The insurance sector registered a 10.61% growth in written premiums to a tune of shs1.2 trillion for the year ended 2021.
Speaking during the release of the insurance sector performance for the years, Ibrahim Kaddunabbi Lubega, the Insurance Regulatory Authority (IRA) Chief Executive Officer said overall, the industry registered a steady growth.
“Non-life business generated shs706billion in gross written premiums up from Shs 664.98billion in 2020) representing a 6.25 % growth in premiums whereas on the other hand, life insurance business generated Shs 391.8billion in gross written premiums in 2021 up from Shs 324.35billion in 2020 which represented a 20.8% growth in premiums,” Kaddunabbi said.
In terms of market concentration or composition, non-life accounted for 59.8% of the aggregate industry written premiums, 2.6% points lower than the market share index of 62.41percent in 2020.
The report also indicates that the specialist health insurance company generated Shs 31.1billion in its first year of operation July 2021 to December 2021 whereas Health Membership Organisations generated shs48.3billion , a reduction of 36.1% from the shs75.6billion in 2020 and that it accounted for 4.2% of the market share.
“The significant decline was as a result of acquisition of one of IAA by Prudential Life Assurance, ”the IRA Chief Executive Officer noted.
Brokers and bancassurance performance
The report indicates that bancassurance and brokers contributed greatly to the good performance for the insurance sector in 2021.
During the year 2021, the gross written premium income collected through the brokerage distribution channel was Shs 309.4 billion compared to Shs 277.12billion generated in 2020 and this represented an 11.60% growth but also accounting for 26.9% of the total insurance premium ,” Kaddunabbi said.
The IRA chief applauded brokers for contributing greatly to the insurance sector arguing that they are critical players in the market as they play a critical role in providing expert, value-adding advice on risk management to their clients.
“ An increase in their share in total premiums is a positive development.”
The report also indicates that the gross written premium income collected through the bancassurance distribution channel was Shs 103.54billion compared to Shs 83.34billion generated in 2020 representing an 8.71% growth.
“This channel is gaining traction and increasing convenience as consumers access insurance through their respective banks with whom they have existing relationship. This is a very good gesture that banks are a one stop centre for the public to access several services.”
The Insurance Regulatory Authority CEO explained that the continued growth in the insurance sector can be attributed to enhanced distribution with premiums collected through bancassurance, brokers and other means.

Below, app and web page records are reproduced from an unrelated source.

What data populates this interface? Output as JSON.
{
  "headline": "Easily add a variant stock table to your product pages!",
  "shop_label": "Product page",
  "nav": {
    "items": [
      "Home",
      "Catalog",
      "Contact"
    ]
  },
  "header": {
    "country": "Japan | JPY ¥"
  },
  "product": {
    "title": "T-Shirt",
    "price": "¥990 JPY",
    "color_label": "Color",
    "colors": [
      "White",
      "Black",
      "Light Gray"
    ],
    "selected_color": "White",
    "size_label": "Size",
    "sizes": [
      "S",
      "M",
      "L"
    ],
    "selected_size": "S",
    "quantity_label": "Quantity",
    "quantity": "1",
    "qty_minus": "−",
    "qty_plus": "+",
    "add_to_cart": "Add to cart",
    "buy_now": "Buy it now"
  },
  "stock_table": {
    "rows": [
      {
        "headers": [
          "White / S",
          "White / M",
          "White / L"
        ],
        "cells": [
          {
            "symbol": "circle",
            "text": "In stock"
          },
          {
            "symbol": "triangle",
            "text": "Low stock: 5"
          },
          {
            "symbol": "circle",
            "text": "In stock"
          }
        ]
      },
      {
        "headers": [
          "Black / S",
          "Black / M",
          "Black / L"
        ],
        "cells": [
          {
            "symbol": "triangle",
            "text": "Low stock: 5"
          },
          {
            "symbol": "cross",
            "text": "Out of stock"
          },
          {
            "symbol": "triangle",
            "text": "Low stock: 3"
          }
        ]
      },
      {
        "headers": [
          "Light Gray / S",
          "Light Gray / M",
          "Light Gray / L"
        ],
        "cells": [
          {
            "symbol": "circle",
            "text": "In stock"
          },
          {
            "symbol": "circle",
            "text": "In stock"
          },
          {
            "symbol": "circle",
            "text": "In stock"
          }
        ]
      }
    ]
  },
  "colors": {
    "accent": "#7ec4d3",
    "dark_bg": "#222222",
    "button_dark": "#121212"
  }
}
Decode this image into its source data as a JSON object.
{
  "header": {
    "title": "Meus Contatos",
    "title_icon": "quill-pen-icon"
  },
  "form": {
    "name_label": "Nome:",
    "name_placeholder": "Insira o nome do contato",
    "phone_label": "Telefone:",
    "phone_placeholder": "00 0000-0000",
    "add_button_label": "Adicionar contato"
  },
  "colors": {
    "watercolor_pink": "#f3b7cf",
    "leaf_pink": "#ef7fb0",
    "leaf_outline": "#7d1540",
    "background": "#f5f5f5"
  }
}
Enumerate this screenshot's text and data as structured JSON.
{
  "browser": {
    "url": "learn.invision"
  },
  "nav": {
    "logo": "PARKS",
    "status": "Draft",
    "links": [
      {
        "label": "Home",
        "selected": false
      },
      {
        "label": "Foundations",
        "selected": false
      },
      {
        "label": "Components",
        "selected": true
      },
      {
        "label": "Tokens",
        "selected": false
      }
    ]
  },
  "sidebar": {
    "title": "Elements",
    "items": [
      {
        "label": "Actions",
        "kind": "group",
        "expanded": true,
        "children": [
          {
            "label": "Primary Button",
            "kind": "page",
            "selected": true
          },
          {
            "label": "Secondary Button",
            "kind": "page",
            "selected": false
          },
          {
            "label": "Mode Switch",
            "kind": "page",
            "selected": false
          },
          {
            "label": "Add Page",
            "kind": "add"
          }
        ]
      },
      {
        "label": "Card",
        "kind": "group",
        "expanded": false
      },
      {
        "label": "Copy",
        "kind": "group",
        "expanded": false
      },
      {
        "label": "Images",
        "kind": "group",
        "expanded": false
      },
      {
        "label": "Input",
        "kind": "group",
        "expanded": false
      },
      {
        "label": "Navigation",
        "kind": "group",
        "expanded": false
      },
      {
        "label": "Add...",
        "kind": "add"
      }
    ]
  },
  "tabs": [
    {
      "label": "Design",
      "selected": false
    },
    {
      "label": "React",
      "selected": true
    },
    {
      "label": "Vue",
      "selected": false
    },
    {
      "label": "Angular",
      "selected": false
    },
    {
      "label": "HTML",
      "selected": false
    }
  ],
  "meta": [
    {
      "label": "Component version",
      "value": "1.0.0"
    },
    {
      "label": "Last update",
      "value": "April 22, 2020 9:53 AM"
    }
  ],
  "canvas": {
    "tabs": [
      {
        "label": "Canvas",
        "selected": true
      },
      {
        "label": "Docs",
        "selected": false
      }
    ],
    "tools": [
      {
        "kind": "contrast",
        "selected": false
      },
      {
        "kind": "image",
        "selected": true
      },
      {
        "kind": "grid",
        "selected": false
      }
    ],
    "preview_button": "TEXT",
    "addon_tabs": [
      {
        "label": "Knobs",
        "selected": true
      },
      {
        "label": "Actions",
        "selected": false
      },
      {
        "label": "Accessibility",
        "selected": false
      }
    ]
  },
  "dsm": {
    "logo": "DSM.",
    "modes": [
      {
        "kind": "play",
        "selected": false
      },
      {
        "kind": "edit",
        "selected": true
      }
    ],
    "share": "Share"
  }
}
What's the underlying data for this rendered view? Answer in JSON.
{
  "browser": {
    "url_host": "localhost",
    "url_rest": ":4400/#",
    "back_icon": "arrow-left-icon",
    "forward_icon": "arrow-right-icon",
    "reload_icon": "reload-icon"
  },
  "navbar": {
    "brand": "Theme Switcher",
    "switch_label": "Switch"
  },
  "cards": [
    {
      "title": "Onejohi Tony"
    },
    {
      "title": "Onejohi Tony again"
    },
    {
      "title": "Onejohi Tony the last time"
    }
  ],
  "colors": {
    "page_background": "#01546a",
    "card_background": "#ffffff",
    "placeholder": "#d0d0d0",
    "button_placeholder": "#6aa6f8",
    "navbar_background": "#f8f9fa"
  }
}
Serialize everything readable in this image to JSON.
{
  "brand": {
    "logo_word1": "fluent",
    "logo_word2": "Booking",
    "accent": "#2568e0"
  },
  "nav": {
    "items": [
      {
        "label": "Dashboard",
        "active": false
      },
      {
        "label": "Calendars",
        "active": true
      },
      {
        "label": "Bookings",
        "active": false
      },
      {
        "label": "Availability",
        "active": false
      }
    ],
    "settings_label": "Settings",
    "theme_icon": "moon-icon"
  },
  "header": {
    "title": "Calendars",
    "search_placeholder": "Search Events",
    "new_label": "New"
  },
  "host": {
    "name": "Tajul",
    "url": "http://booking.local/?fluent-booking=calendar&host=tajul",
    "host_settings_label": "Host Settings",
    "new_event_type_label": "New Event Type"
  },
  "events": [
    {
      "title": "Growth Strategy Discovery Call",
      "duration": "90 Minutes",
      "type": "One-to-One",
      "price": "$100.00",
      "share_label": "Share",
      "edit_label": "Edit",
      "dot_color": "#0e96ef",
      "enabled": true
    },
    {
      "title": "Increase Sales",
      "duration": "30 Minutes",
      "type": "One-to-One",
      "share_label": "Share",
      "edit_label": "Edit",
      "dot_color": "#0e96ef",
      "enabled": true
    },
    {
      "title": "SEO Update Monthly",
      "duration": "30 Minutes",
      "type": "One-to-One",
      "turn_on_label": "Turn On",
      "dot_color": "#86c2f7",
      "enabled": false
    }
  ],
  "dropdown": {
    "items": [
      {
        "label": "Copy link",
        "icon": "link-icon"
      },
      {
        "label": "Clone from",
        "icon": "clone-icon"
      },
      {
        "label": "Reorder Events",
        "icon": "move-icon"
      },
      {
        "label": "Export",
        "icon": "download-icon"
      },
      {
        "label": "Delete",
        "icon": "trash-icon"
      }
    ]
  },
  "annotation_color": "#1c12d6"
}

“The pandemic has cemented positive paradigm shifts for insurance. One such shift is a significant rise in risk awareness as a strong demand driver. To this, health insurance premiums grew by 7.8%. Many people who didn’t have insurance covers suffered during the pandemic but those who already had covers were bailed out. Consequently many who didn’t have covers initially have taken up insurance to be crucial,”Kaddunabbi said.
He noted that the acceleration in demand to transact online has seen many insurers increasingly offer digital engagement at all touch points as they compete with new, non-traditional players entering the consumer insurance market.
According to officials from the Insurance Regulatory Authority, the outlook with the rising inflation is tilted heavily to the downside.
“If the rise in inflation is sustained for a longer period, coupled with the contagion effect of Russia-Ukraine war, this could deter the economic recovery that was starting to be noticed. Public investments may be restricted, and private sector consumption limited to the minimum. This will inevitably impact the insurance sector. The continued slowdown in economic activity will exert pressure on earnings and the resultant decline in disposable income means minimal allocation to insurance,” the IRA CEO said.
He was however quick to mention that all is not lost , adding that IRA is optimistic, things will improve.
“With the new budget being read and implemented thereafter, we expect some significant premiums from the public sector engineering/construction related investments. Also a number of projects that consume insurance which are donor-funded are picking up with the covid thereat waning away. Increased insurance premiums from the international travels and tourism activity now that the economies are fully opened up,” he noted.